The Council, which expressed worry over the growing number of overtime containers at the seaports, raised the alarm over looming congestion in the port where majority of the terminals are recording 95 percent yard occupancy rate due to failure of cargo owners to take delivery of their consignments.
Hassan Bello, executive secretary of the NSC, made this call in Lagos on Tuesday during a meeting with members of Manufacturers Association of Nigeria (MAN), the Nigerian Association of Chambers of Commerce, Industry, Mines, and Agriculture (NACCIMA), and Shippers Association of Lagos State (SALS).
Bello, who emphasised on the need to diversify the economy through export and automated port system, listed some of the incentives to include reducing the cost of doing business at ports by working with truckers to reduce the transportation cost by 30 percent during the period of lockdown.
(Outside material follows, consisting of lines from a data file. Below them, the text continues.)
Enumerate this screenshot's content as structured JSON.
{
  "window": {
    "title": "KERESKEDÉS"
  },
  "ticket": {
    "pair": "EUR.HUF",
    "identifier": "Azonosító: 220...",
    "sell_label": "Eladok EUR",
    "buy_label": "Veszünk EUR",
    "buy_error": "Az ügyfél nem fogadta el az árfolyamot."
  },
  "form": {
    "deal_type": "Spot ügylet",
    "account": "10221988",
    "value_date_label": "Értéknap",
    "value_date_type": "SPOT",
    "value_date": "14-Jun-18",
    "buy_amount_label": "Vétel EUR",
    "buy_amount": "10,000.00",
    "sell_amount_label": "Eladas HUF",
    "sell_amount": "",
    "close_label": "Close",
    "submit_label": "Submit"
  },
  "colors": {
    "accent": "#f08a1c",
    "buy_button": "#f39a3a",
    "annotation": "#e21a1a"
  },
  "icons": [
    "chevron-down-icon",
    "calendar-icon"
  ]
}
According to him, the Council has also worked with shipping companies to suspend the collection of demurrage charges on cargoes discharged at port terminals between March 30 and May 5, 2020 to reduce the financial burden on businesses.
“We have also brokered a meeting between the terminal operators and Nigerian Railway Corporation (NRC) as well as barge operators. We are presently developing a standard operating produce (SOP) that would ensure that goods are evacuated using multi-modal system of land, sea and railway. We have also worked with the Presidential Taskforce on COVID-19 to ensure free interstate movement of cargoes during the lockdown,” he noted.
He also assured the OPS members that the Council was working to get other government agencies to reduce their charges in order to bring the economy back post-COVID-19 period.
Bello noted that the Council has also eliminated movement barriers for port workers and freight forwarders by deploying about 10 buses in different locations to lift workers, adding that some banks were able to return to operations in Apapa to deal with cargo clearing and payment of duties.
Responding, Muda Yusuf, director general of LCCI, who commended the Council for the incentives, said that it was a big relief for the members.
According to him, Nigeria cannot look up to the oil sector for foreign exchange or revenue within the rest of this year judging by the slump in oil prices in the international market due to decline in demand.
He, however, stated that the country would likely rely on non-oil sector to salvage the economy post COVID-19, adding that the challenges of the private sector people is having to deal with the bottlenecks in the port processes and procedures.
“While OPS members needs to come together to support government initiatives in decongesting the port, we appeal to the Central Bank of Nigeria (CBN) to come up with mechanism that would ensure liquidity of foreign exchange supply in the market post-COVID-19 because we are already foreseeing a looming scarcity in supply when businesses eventually reopen,” Yusuf added.